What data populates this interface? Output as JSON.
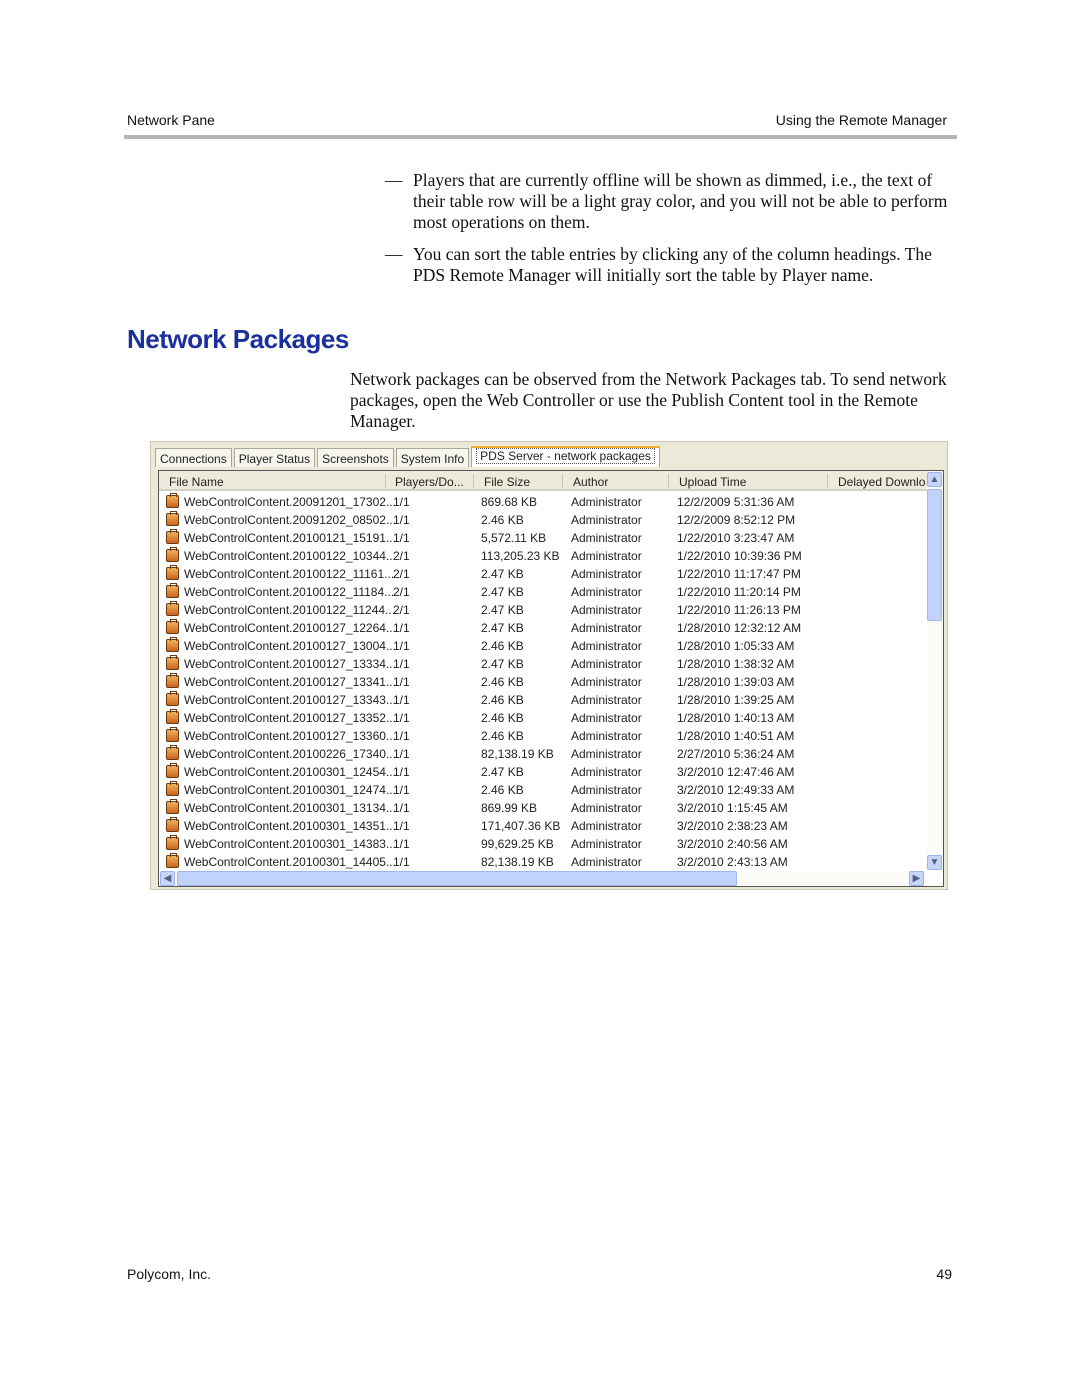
{
  "header": {
    "left": "Network Pane",
    "right": "Using the Remote Manager"
  },
  "bullets": [
    "Players that are currently offline will be shown as dimmed, i.e., the text of their table row will be a light gray color, and you will not be able to perform most operations on them.",
    "You can sort the table entries by clicking any of the column headings. The PDS Remote Manager will initially sort the table by Player name."
  ],
  "bullet_marker": "—",
  "section_title": "Network Packages",
  "paragraph": "Network packages can be observed from the Network Packages tab. To send network packages, open the Web Controller or use the Publish Content tool in the Remote Manager.",
  "screenshot": {
    "tabs": [
      "Connections",
      "Player Status",
      "Screenshots",
      "System Info",
      "PDS Server - network packages"
    ],
    "active_tab": "PDS Server - network packages",
    "columns": [
      "File Name",
      "Players/Do...",
      "File Size",
      "Author",
      "Upload Time",
      "Delayed Downloa"
    ],
    "rows": [
      [
        "WebControlContent.20091201_17302...",
        "1/1",
        "869.68 KB",
        "Administrator",
        "12/2/2009 5:31:36 AM"
      ],
      [
        "WebControlContent.20091202_08502...",
        "1/1",
        "2.46 KB",
        "Administrator",
        "12/2/2009 8:52:12 PM"
      ],
      [
        "WebControlContent.20100121_15191...",
        "1/1",
        "5,572.11 KB",
        "Administrator",
        "1/22/2010 3:23:47 AM"
      ],
      [
        "WebControlContent.20100122_10344...",
        "2/1",
        "113,205.23 KB",
        "Administrator",
        "1/22/2010 10:39:36 PM"
      ],
      [
        "WebControlContent.20100122_11161...",
        "2/1",
        "2.47 KB",
        "Administrator",
        "1/22/2010 11:17:47 PM"
      ],
      [
        "WebControlContent.20100122_11184...",
        "2/1",
        "2.47 KB",
        "Administrator",
        "1/22/2010 11:20:14 PM"
      ],
      [
        "WebControlContent.20100122_11244...",
        "2/1",
        "2.47 KB",
        "Administrator",
        "1/22/2010 11:26:13 PM"
      ],
      [
        "WebControlContent.20100127_12264...",
        "1/1",
        "2.47 KB",
        "Administrator",
        "1/28/2010 12:32:12 AM"
      ],
      [
        "WebControlContent.20100127_13004...",
        "1/1",
        "2.46 KB",
        "Administrator",
        "1/28/2010 1:05:33 AM"
      ],
      [
        "WebControlContent.20100127_13334...",
        "1/1",
        "2.47 KB",
        "Administrator",
        "1/28/2010 1:38:32 AM"
      ],
      [
        "WebControlContent.20100127_13341...",
        "1/1",
        "2.46 KB",
        "Administrator",
        "1/28/2010 1:39:03 AM"
      ],
      [
        "WebControlContent.20100127_13343...",
        "1/1",
        "2.46 KB",
        "Administrator",
        "1/28/2010 1:39:25 AM"
      ],
      [
        "WebControlContent.20100127_13352...",
        "1/1",
        "2.46 KB",
        "Administrator",
        "1/28/2010 1:40:13 AM"
      ],
      [
        "WebControlContent.20100127_13360...",
        "1/1",
        "2.46 KB",
        "Administrator",
        "1/28/2010 1:40:51 AM"
      ],
      [
        "WebControlContent.20100226_17340...",
        "1/1",
        "82,138.19 KB",
        "Administrator",
        "2/27/2010 5:36:24 AM"
      ],
      [
        "WebControlContent.20100301_12454...",
        "1/1",
        "2.47 KB",
        "Administrator",
        "3/2/2010 12:47:46 AM"
      ],
      [
        "WebControlContent.20100301_12474...",
        "1/1",
        "2.46 KB",
        "Administrator",
        "3/2/2010 12:49:33 AM"
      ],
      [
        "WebControlContent.20100301_13134...",
        "1/1",
        "869.99 KB",
        "Administrator",
        "3/2/2010 1:15:45 AM"
      ],
      [
        "WebControlContent.20100301_14351...",
        "1/1",
        "171,407.36 KB",
        "Administrator",
        "3/2/2010 2:38:23 AM"
      ],
      [
        "WebControlContent.20100301_14383...",
        "1/1",
        "99,629.25 KB",
        "Administrator",
        "3/2/2010 2:40:56 AM"
      ],
      [
        "WebControlContent.20100301_14405...",
        "1/1",
        "82,138.19 KB",
        "Administrator",
        "3/2/2010 2:43:13 AM"
      ]
    ],
    "icons": {
      "row": "package-icon",
      "up": "scroll-up-icon",
      "down": "scroll-down-icon",
      "left": "scroll-left-icon",
      "right": "scroll-right-icon"
    }
  },
  "footer": {
    "left": "Polycom, Inc.",
    "right": "49"
  }
}
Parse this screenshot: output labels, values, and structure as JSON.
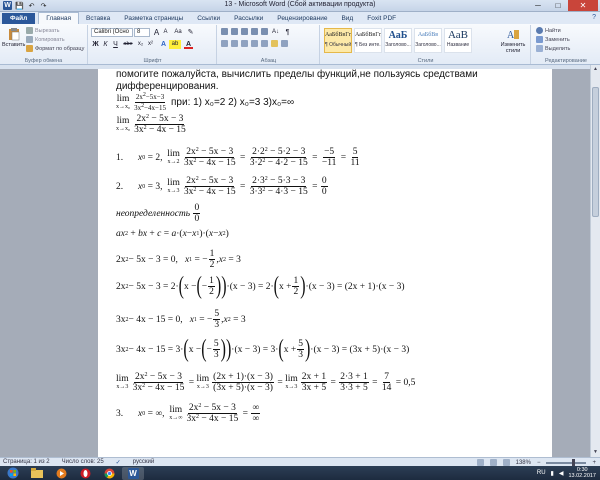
{
  "window": {
    "title": "13 - Microsoft Word (Сбой активации продукта)",
    "minimize_glyph": "─",
    "maximize_glyph": "□",
    "close_glyph": "✕"
  },
  "quick_access": {
    "word_icon": "W",
    "save_glyph": "💾",
    "undo_glyph": "↶",
    "redo_glyph": "↷"
  },
  "ribbon_tabs": [
    "Файл",
    "Главная",
    "Вставка",
    "Разметка страницы",
    "Ссылки",
    "Рассылки",
    "Рецензирование",
    "Вид",
    "Foxit PDF"
  ],
  "active_tab": "Главная",
  "help_glyph": "?",
  "ribbon": {
    "clipboard": {
      "label": "Буфер обмена",
      "paste": "Вставить",
      "cut": "Вырезать",
      "copy": "Копировать",
      "format_painter": "Формат по образцу"
    },
    "font": {
      "label": "Шрифт",
      "font_name": "Calibri (Осно",
      "font_size": "8",
      "grow": "A",
      "shrink": "A",
      "case": "Aa",
      "clear": "✎",
      "bold": "Ж",
      "italic": "К",
      "underline": "Ч",
      "strike": "abe",
      "subscript": "x₂",
      "superscript": "x²",
      "effects": "A",
      "highlight": "ab",
      "color": "A"
    },
    "paragraph": {
      "label": "Абзац",
      "sort": "А↓",
      "pilcrow": "¶"
    },
    "styles": {
      "label": "Стили",
      "items": [
        {
          "sample": "АаБбВвГг,",
          "name": "¶ Обычный",
          "selected": true
        },
        {
          "sample": "АаБбВвГг,",
          "name": "¶ Без инте...",
          "selected": false
        },
        {
          "sample": "АаБ",
          "name": "Заголово...",
          "selected": false
        },
        {
          "sample": "АаБбВв",
          "name": "Заголово...",
          "selected": false
        },
        {
          "sample": "АаВ",
          "name": "Название",
          "selected": false
        }
      ],
      "change_styles": "Изменить стили"
    },
    "editing": {
      "label": "Редактирование",
      "find": "Найти",
      "replace": "Заменить",
      "select": "Выделить"
    }
  },
  "document": {
    "question": "помогите пожалуйста, вычислить пределы функций,не пользуясь средствами дифференцирования.",
    "task_suffix": "при: 1) x₀=2 2) x₀=3 3)x₀=∞",
    "indeterminate": "неопределенность"
  },
  "statusbar": {
    "page": "Страница: 1 из 2",
    "words": "Число слов: 25",
    "language": "русский",
    "zoom": "138%",
    "zoom_minus": "−",
    "zoom_plus": "+"
  },
  "taskbar": {
    "lang": "RU",
    "time": "0:30",
    "date": "13.02.2017",
    "word_icon": "W"
  }
}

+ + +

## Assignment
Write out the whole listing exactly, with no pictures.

## Response to the task
What data populates this interface? Output as JSON.
{
  "header": {
    "left": "Network Pane",
    "right": "Using the Remote Manager"
  },
  "bullets": [
    "Players that are currently offline will be shown as dimmed, i.e., the text of their table row will be a light gray color, and you will not be able to perform most operations on them.",
    "You can sort the table entries by clicking any of the column headings. The PDS Remote Manager will initially sort the table by Player name."
  ],
  "bullet_marker": "—",
  "section_title": "Network Packages",
  "paragraph": "Network packages can be observed from the Network Packages tab. To send network packages, open the Web Controller or use the Publish Content tool in the Remote Manager.",
  "screenshot": {
    "tabs": [
      "Connections",
      "Player Status",
      "Screenshots",
      "System Info",
      "PDS Server - network packages"
    ],
    "active_tab": "PDS Server - network packages",
    "columns": [
      "File Name",
      "Players/Do...",
      "File Size",
      "Author",
      "Upload Time",
      "Delayed Downloa"
    ],
    "rows": [
      [
        "WebControlContent.20091201_17302...",
        "1/1",
        "869.68 KB",
        "Administrator",
        "12/2/2009 5:31:36 AM"
      ],
      [
        "WebControlContent.20091202_08502...",
        "1/1",
        "2.46 KB",
        "Administrator",
        "12/2/2009 8:52:12 PM"
      ],
      [
        "WebControlContent.20100121_15191...",
        "1/1",
        "5,572.11 KB",
        "Administrator",
        "1/22/2010 3:23:47 AM"
      ],
      [
        "WebControlContent.20100122_10344...",
        "2/1",
        "113,205.23 KB",
        "Administrator",
        "1/22/2010 10:39:36 PM"
      ],
      [
        "WebControlContent.20100122_11161...",
        "2/1",
        "2.47 KB",
        "Administrator",
        "1/22/2010 11:17:47 PM"
      ],
      [
        "WebControlContent.20100122_11184...",
        "2/1",
        "2.47 KB",
        "Administrator",
        "1/22/2010 11:20:14 PM"
      ],
      [
        "WebControlContent.20100122_11244...",
        "2/1",
        "2.47 KB",
        "Administrator",
        "1/22/2010 11:26:13 PM"
      ],
      [
        "WebControlContent.20100127_12264...",
        "1/1",
        "2.47 KB",
        "Administrator",
        "1/28/2010 12:32:12 AM"
      ],
      [
        "WebControlContent.20100127_13004...",
        "1/1",
        "2.46 KB",
        "Administrator",
        "1/28/2010 1:05:33 AM"
      ],
      [
        "WebControlContent.20100127_13334...",
        "1/1",
        "2.47 KB",
        "Administrator",
        "1/28/2010 1:38:32 AM"
      ],
      [
        "WebControlContent.20100127_13341...",
        "1/1",
        "2.46 KB",
        "Administrator",
        "1/28/2010 1:39:03 AM"
      ],
      [
        "WebControlContent.20100127_13343...",
        "1/1",
        "2.46 KB",
        "Administrator",
        "1/28/2010 1:39:25 AM"
      ],
      [
        "WebControlContent.20100127_13352...",
        "1/1",
        "2.46 KB",
        "Administrator",
        "1/28/2010 1:40:13 AM"
      ],
      [
        "WebControlContent.20100127_13360...",
        "1/1",
        "2.46 KB",
        "Administrator",
        "1/28/2010 1:40:51 AM"
      ],
      [
        "WebControlContent.20100226_17340...",
        "1/1",
        "82,138.19 KB",
        "Administrator",
        "2/27/2010 5:36:24 AM"
      ],
      [
        "WebControlContent.20100301_12454...",
        "1/1",
        "2.47 KB",
        "Administrator",
        "3/2/2010 12:47:46 AM"
      ],
      [
        "WebControlContent.20100301_12474...",
        "1/1",
        "2.46 KB",
        "Administrator",
        "3/2/2010 12:49:33 AM"
      ],
      [
        "WebControlContent.20100301_13134...",
        "1/1",
        "869.99 KB",
        "Administrator",
        "3/2/2010 1:15:45 AM"
      ],
      [
        "WebControlContent.20100301_14351...",
        "1/1",
        "171,407.36 KB",
        "Administrator",
        "3/2/2010 2:38:23 AM"
      ],
      [
        "WebControlContent.20100301_14383...",
        "1/1",
        "99,629.25 KB",
        "Administrator",
        "3/2/2010 2:40:56 AM"
      ],
      [
        "WebControlContent.20100301_14405...",
        "1/1",
        "82,138.19 KB",
        "Administrator",
        "3/2/2010 2:43:13 AM"
      ]
    ],
    "icons": {
      "row": "package-icon",
      "up": "scroll-up-icon",
      "down": "scroll-down-icon",
      "left": "scroll-left-icon",
      "right": "scroll-right-icon"
    }
  },
  "footer": {
    "left": "Polycom, Inc.",
    "right": "49"
  }
}
Parse this screenshot: output labels, values, and structure as JSON.
{
  "window": {
    "title": "13 - Microsoft Word (Сбой активации продукта)",
    "minimize_glyph": "─",
    "maximize_glyph": "□",
    "close_glyph": "✕"
  },
  "quick_access": {
    "word_icon": "W",
    "save_glyph": "💾",
    "undo_glyph": "↶",
    "redo_glyph": "↷"
  },
  "ribbon_tabs": [
    "Файл",
    "Главная",
    "Вставка",
    "Разметка страницы",
    "Ссылки",
    "Рассылки",
    "Рецензирование",
    "Вид",
    "Foxit PDF"
  ],
  "active_tab": "Главная",
  "help_glyph": "?",
  "ribbon": {
    "clipboard": {
      "label": "Буфер обмена",
      "paste": "Вставить",
      "cut": "Вырезать",
      "copy": "Копировать",
      "format_painter": "Формат по образцу"
    },
    "font": {
      "label": "Шрифт",
      "font_name": "Calibri (Осно",
      "font_size": "8",
      "grow": "A",
      "shrink": "A",
      "case": "Aa",
      "clear": "✎",
      "bold": "Ж",
      "italic": "К",
      "underline": "Ч",
      "strike": "abe",
      "subscript": "x₂",
      "superscript": "x²",
      "effects": "A",
      "highlight": "ab",
      "color": "A"
    },
    "paragraph": {
      "label": "Абзац",
      "sort": "А↓",
      "pilcrow": "¶"
    },
    "styles": {
      "label": "Стили",
      "items": [
        {
          "sample": "АаБбВвГг,",
          "name": "¶ Обычный",
          "selected": true
        },
        {
          "sample": "АаБбВвГг,",
          "name": "¶ Без инте...",
          "selected": false
        },
        {
          "sample": "АаБ",
          "name": "Заголово...",
          "selected": false
        },
        {
          "sample": "АаБбВв",
          "name": "Заголово...",
          "selected": false
        },
        {
          "sample": "АаВ",
          "name": "Название",
          "selected": false
        }
      ],
      "change_styles": "Изменить стили"
    },
    "editing": {
      "label": "Редактирование",
      "find": "Найти",
      "replace": "Заменить",
      "select": "Выделить"
    }
  },
  "document": {
    "question": "помогите пожалуйста, вычислить пределы функций,не пользуясь средствами дифференцирования.",
    "task_suffix": "при: 1) x₀=2 2) x₀=3 3)x₀=∞",
    "indeterminate": "неопределенность"
  },
  "statusbar": {
    "page": "Страница: 1 из 2",
    "words": "Число слов: 25",
    "language": "русский",
    "zoom": "138%",
    "zoom_minus": "−",
    "zoom_plus": "+"
  },
  "taskbar": {
    "lang": "RU",
    "time": "0:30",
    "date": "13.02.2017",
    "word_icon": "W"
  }
}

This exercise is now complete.